● **TASK REQUIREMENTS**: Retype the data that follows with no alterations, please.

(Beginning of DATA FOR THIS EXERCISE)

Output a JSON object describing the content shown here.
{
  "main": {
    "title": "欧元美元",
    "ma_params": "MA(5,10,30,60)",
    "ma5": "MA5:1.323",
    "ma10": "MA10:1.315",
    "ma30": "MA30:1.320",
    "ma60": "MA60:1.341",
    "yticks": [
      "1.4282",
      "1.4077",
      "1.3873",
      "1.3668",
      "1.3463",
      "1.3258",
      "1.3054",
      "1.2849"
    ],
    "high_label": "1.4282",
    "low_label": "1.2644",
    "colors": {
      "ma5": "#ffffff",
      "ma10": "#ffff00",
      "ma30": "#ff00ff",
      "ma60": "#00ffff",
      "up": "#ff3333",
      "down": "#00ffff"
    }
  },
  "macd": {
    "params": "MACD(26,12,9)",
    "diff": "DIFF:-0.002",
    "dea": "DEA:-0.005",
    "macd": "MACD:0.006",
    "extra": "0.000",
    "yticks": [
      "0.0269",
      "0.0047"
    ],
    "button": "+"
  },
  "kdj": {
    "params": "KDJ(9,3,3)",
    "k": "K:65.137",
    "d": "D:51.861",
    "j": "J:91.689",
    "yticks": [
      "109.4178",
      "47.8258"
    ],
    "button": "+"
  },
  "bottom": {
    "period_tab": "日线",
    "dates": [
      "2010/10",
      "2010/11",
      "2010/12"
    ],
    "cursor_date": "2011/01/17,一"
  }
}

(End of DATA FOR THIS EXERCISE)

● **SOLVED EXERCISE**:
Output a JSON object describing the content shown here.
{
  "main": {
    "title": "欧元美元",
    "ma_params": "MA(5,10,30,60)",
    "ma5": "MA5:1.323",
    "ma10": "MA10:1.315",
    "ma30": "MA30:1.320",
    "ma60": "MA60:1.341",
    "yticks": [
      "1.4282",
      "1.4077",
      "1.3873",
      "1.3668",
      "1.3463",
      "1.3258",
      "1.3054",
      "1.2849"
    ],
    "high_label": "1.4282",
    "low_label": "1.2644",
    "colors": {
      "ma5": "#ffffff",
      "ma10": "#ffff00",
      "ma30": "#ff00ff",
      "ma60": "#00ffff",
      "up": "#ff3333",
      "down": "#00ffff"
    }
  },
  "macd": {
    "params": "MACD(26,12,9)",
    "diff": "DIFF:-0.002",
    "dea": "DEA:-0.005",
    "macd": "MACD:0.006",
    "extra": "0.000",
    "yticks": [
      "0.0269",
      "0.0047"
    ],
    "button": "+"
  },
  "kdj": {
    "params": "KDJ(9,3,3)",
    "k": "K:65.137",
    "d": "D:51.861",
    "j": "J:91.689",
    "yticks": [
      "109.4178",
      "47.8258"
    ],
    "button": "+"
  },
  "bottom": {
    "period_tab": "日线",
    "dates": [
      "2010/10",
      "2010/11",
      "2010/12"
    ],
    "cursor_date": "2011/01/17,一"
  }
}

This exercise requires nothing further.